**Exercise objective**:
The answer must consist of every line below that contains the word "this".

**Recorded data**:
※ ※ ※

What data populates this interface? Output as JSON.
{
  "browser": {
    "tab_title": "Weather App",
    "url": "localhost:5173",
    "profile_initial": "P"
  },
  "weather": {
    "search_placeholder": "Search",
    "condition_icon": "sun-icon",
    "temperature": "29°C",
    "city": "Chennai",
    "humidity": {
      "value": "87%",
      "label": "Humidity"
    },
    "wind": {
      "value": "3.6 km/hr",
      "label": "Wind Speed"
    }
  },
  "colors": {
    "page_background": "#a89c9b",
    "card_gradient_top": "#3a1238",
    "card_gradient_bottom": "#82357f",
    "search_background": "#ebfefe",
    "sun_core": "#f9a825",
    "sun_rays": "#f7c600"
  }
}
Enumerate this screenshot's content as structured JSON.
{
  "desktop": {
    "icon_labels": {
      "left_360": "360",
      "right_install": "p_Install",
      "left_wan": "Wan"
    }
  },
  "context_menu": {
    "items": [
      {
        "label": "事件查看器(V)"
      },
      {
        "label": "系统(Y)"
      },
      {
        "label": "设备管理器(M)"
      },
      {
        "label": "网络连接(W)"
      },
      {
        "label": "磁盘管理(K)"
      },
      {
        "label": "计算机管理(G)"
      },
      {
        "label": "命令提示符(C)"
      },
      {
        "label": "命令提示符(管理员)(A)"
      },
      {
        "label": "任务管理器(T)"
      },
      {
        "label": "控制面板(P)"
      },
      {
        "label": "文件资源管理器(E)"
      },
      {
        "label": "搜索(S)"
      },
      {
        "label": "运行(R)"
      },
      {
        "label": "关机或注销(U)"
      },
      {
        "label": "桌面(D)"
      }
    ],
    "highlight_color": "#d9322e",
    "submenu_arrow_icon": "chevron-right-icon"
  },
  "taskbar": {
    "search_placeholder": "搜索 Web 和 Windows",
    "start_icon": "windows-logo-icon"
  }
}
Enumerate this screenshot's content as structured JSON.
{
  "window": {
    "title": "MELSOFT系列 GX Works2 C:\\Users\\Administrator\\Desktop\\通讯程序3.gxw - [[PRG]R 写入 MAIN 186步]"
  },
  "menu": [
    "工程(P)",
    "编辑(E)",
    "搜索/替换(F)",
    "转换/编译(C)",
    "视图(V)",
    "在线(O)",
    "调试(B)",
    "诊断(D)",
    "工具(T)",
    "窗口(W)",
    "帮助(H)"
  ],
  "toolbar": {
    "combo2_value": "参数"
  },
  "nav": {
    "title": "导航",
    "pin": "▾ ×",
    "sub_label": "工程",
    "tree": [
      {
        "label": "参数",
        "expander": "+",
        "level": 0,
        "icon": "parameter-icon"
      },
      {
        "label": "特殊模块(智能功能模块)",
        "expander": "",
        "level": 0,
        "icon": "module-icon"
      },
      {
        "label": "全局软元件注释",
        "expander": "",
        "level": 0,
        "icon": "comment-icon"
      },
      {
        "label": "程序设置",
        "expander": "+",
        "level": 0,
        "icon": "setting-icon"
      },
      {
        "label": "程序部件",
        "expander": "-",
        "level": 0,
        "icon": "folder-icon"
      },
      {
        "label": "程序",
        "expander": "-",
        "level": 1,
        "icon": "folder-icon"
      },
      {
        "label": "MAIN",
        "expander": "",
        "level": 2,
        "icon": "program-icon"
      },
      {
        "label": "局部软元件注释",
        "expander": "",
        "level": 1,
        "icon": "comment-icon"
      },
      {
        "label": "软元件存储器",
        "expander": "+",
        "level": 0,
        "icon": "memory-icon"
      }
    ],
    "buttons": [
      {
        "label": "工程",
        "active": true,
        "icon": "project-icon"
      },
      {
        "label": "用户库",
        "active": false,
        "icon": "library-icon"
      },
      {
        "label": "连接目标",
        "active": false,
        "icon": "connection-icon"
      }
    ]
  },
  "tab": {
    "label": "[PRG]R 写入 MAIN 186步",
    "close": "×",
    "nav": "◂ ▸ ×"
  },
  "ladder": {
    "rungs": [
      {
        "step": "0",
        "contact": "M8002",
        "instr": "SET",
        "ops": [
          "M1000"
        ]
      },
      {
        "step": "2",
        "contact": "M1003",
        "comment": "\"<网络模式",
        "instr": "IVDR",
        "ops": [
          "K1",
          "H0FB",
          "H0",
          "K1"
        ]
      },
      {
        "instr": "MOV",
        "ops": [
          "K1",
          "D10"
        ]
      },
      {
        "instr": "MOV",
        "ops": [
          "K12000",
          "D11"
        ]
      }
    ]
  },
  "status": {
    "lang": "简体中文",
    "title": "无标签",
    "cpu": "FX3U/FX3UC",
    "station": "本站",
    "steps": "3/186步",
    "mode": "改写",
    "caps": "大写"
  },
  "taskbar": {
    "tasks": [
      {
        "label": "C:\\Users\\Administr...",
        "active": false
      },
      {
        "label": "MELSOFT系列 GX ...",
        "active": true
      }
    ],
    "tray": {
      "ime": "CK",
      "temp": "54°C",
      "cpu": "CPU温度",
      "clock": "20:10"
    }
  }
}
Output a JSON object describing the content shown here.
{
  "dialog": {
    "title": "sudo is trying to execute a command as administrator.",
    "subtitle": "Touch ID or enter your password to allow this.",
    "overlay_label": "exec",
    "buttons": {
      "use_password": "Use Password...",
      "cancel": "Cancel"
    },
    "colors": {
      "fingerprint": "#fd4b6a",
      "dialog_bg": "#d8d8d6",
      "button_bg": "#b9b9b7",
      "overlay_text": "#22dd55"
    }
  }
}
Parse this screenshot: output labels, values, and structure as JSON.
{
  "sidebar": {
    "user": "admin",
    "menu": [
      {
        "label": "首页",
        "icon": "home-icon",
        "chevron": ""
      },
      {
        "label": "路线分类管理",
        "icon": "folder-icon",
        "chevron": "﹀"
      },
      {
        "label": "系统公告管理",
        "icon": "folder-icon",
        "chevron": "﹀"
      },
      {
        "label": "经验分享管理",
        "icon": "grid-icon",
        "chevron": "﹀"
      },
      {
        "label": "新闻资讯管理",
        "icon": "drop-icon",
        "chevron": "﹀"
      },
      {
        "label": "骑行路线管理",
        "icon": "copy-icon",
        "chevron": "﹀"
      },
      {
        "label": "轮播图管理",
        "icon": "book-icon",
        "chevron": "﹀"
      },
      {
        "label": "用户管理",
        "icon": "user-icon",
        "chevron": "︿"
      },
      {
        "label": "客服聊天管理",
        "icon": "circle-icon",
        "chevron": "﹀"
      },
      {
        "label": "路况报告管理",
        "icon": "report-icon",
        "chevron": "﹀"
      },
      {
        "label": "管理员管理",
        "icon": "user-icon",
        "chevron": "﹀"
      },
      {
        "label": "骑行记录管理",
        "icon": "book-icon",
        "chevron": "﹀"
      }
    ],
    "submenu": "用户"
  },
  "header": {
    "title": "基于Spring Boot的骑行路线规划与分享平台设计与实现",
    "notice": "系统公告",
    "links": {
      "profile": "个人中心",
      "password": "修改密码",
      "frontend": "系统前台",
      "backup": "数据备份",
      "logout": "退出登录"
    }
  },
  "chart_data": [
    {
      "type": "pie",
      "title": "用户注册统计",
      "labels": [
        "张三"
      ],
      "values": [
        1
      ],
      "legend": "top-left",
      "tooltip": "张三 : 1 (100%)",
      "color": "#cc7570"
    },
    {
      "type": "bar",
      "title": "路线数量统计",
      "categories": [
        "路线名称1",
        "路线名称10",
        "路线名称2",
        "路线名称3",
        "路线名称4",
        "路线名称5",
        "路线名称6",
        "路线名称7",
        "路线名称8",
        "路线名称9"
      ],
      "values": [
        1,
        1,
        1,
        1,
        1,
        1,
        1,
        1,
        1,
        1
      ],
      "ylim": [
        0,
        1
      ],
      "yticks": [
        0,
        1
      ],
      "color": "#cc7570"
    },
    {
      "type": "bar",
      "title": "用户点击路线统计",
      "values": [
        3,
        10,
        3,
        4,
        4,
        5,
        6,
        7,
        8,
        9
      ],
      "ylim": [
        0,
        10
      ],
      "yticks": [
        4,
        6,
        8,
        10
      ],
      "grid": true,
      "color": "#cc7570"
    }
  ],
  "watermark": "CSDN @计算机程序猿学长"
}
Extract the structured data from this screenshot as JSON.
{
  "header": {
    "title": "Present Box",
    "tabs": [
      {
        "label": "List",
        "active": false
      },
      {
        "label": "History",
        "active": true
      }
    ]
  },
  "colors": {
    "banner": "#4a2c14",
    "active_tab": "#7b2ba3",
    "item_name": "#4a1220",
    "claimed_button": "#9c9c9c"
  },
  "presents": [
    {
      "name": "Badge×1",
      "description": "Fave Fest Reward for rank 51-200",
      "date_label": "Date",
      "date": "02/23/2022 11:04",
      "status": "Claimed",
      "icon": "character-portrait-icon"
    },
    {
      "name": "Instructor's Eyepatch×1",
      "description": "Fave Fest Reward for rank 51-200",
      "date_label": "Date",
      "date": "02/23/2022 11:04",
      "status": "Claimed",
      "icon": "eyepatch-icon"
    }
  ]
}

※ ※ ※

**Task output**:
What data populates this interface? Output as JSON.
Enumerate this screenshot's content as structured JSON.
Enumerate this screenshot's content as structured JSON.
    "subtitle": "Touch ID or enter your password to allow this.",
Parse this screenshot: output labels, values, and structure as JSON.
Extract the structured data from this screenshot as JSON.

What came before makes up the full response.